───── Available data
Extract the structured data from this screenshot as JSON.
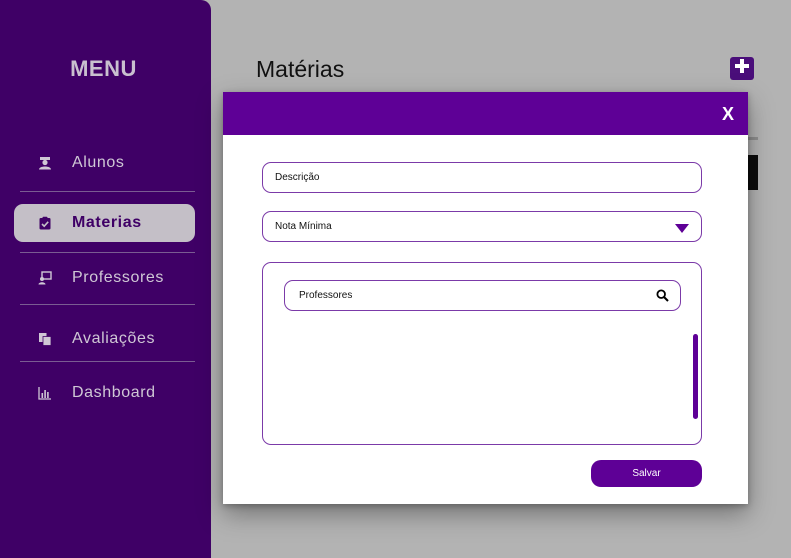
{
  "sidebar": {
    "title": "MENU",
    "items": [
      {
        "label": "Alunos",
        "icon": "student-icon",
        "active": false
      },
      {
        "label": "Materias",
        "icon": "clipboard-check-icon",
        "active": true
      },
      {
        "label": "Professores",
        "icon": "teacher-icon",
        "active": false
      },
      {
        "label": "Avaliações",
        "icon": "documents-icon",
        "active": false
      },
      {
        "label": "Dashboard",
        "icon": "bar-chart-icon",
        "active": false
      }
    ]
  },
  "main": {
    "title": "Matérias",
    "add_button_icon": "plus-icon"
  },
  "modal": {
    "close_label": "X",
    "description_placeholder": "Descrição",
    "min_grade_label": "Nota Mínima",
    "professors_search_placeholder": "Professores",
    "save_label": "Salvar"
  },
  "colors": {
    "sidebar_bg": "#3f0066",
    "accent": "#5e0096",
    "active_item_bg": "#c4bfc7",
    "overlay_bg": "#b3b3b3"
  }
}
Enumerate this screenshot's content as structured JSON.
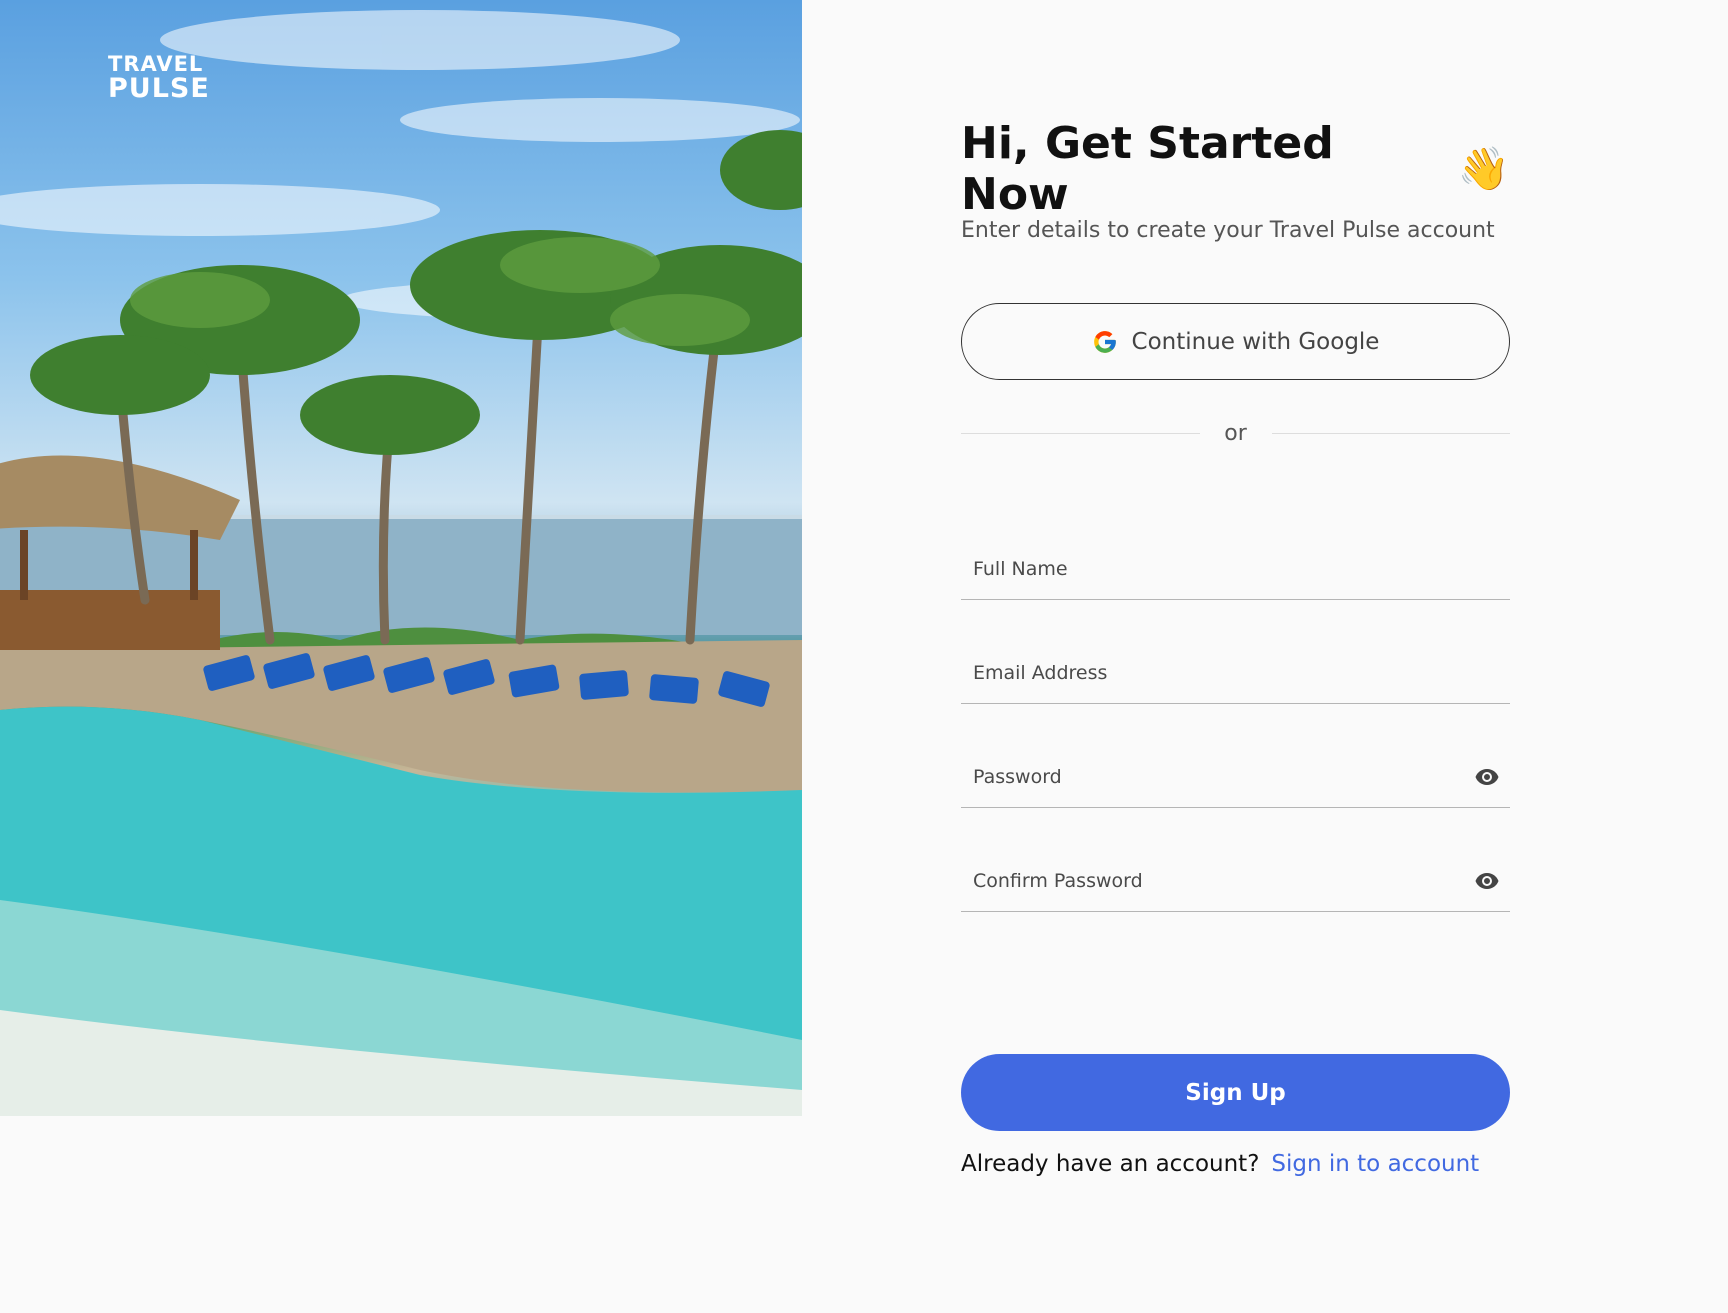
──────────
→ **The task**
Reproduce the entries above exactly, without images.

→ **Reply to the exercise**
Extract the structured data from this screenshot as JSON.
{
  "sidebar": {
    "title": "MENU",
    "items": [
      {
        "label": "Alunos",
        "icon": "student-icon",
        "active": false
      },
      {
        "label": "Materias",
        "icon": "clipboard-check-icon",
        "active": true
      },
      {
        "label": "Professores",
        "icon": "teacher-icon",
        "active": false
      },
      {
        "label": "Avaliações",
        "icon": "documents-icon",
        "active": false
      },
      {
        "label": "Dashboard",
        "icon": "bar-chart-icon",
        "active": false
      }
    ]
  },
  "main": {
    "title": "Matérias",
    "add_button_icon": "plus-icon"
  },
  "modal": {
    "close_label": "X",
    "description_placeholder": "Descrição",
    "min_grade_label": "Nota Mínima",
    "professors_search_placeholder": "Professores",
    "save_label": "Salvar"
  },
  "colors": {
    "sidebar_bg": "#3f0066",
    "accent": "#5e0096",
    "active_item_bg": "#c4bfc7",
    "overlay_bg": "#b3b3b3"
  }
}
Enumerate this screenshot's content as structured JSON.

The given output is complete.